See after the “flip” for the press release explaining what the “Virginia Transparency Caucus” – put together by Del. Mark Levine (D-Alexandria, Arlington) and State Senator Amanda Chase (R-Chesterfield)” – is all about. I particularly like their commitment to “make public all subcommittee and committee proceedings in which their bills are debated,” and would hope that other Senators and Delegates would do the same! Also check out the video of Del. Levine announcing it from the Speaker’s chair, minutes after taking the ceremonial oath of office. Good stuff, and badly needed, given the “legalized corruption” (as Mark Levine has called it) that’s rampant in the Virginia General Assembly, with big corporations like Dominion Power essentially purchasing our legislature (and regulatory bodies) to their own, often not-in-the-public-interest ends.

Freshmen
Legislators Announce Virginia Transparency Caucus
Delegate Mark
Levine and Senator Amanda Chase to Spearhead Bipartisan Effort
RICHMOND – Today, two Freshman Legislators in the
Virginia General Assembly formed the Virginia
Transparency Caucus
to make proceedings in the Virginia Legislature more
open to the public.
In-coming Delegate
Mark Levine (D-Alexandria)
and in-coming Senator Amanda Chase (R-Chesterfield) could not be more different
ideologically. Democrat Delegate Levine hails from liberal Alexandria Virginia,
while Republican Senator Chase represents conservative Chesterfield County.
Both won contested multi-party primaries that neither was expected to win. Yet
despite their differences in party, ideology, and geography, both share a
passionate concern for openness in Government.
Levine and Chase do not believe the public recording
of proceedings on the Floor of the House of Delegates and Senate suffice.
Woodrow Wilson famously wrote in 1885, “Congress
in session is Congress on public exhibition, whilst Congress in its committee
rooms is Congress at work.” The same could be said about the Virginia
General Assembly.

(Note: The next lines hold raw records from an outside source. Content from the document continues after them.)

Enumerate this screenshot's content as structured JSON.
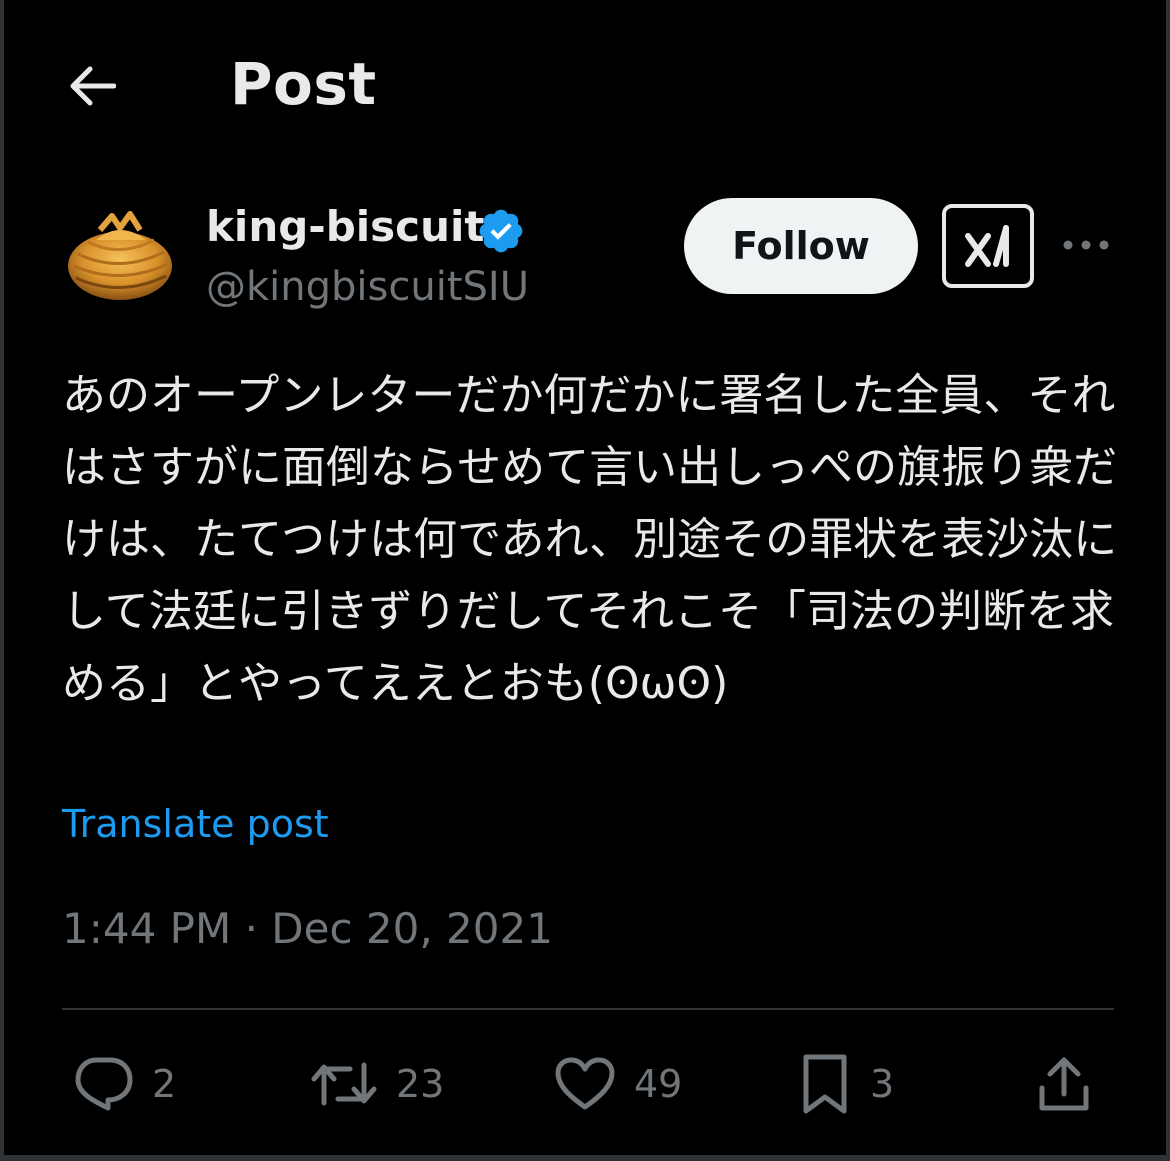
{
  "header": {
    "title": "Post",
    "back_icon": "arrow-left-icon"
  },
  "author": {
    "display_name": "king-biscuit",
    "handle": "@kingbiscuitSIU",
    "verified": true,
    "verified_color": "#1d9bf0"
  },
  "actions_top": {
    "follow_label": "Follow",
    "grok_icon": "grok-icon",
    "more_icon": "more-dots-icon"
  },
  "post": {
    "text": "あのオープンレターだか何だかに署名した全員、それはさすがに面倒ならせめて言い出しっぺの旗振り衆だけは、たてつけは何であれ、別途その罪状を表沙汰にして法廷に引きずりだしてそれこそ「司法の判断を求める」とやってええとおも(ʘωʘ)",
    "translate_label": "Translate post",
    "timestamp": "1:44 PM · Dec 20, 2021"
  },
  "stats": {
    "replies": "2",
    "reposts": "23",
    "likes": "49",
    "bookmarks": "3"
  },
  "colors": {
    "background": "#000000",
    "text_primary": "#e7e9ea",
    "text_secondary": "#71767b",
    "link": "#1d9bf0",
    "divider": "#2f3336"
  }
}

The most important work in debating, amending, approving, and
rejecting proposed legislation occurs in committee and subcommittee rooms. Yet
much of this vital work is never recorded. Although the hearings are public and
some records are kept, the vast majority of the press and public do not get
essential details as to why legislation
is approved or discarded by their elected representatives.
Chase and Levine seek to change this pattern by
bringing a ray of sunlight into committee proceedings. They are making a commitment to make
public all subcommittee and committee proceedings in which their bills are
debated
so as to fully inform their respective constituents as to
exactly what happened on each piece of legislation they have proposed.
Chase
and Levine call on their colleagues, Republican and Democratic, in both the
Senate and House of Delegates, to join them in their efforts. The default
standard should always be openness. The public has a right to know what their
elected representatives are doing.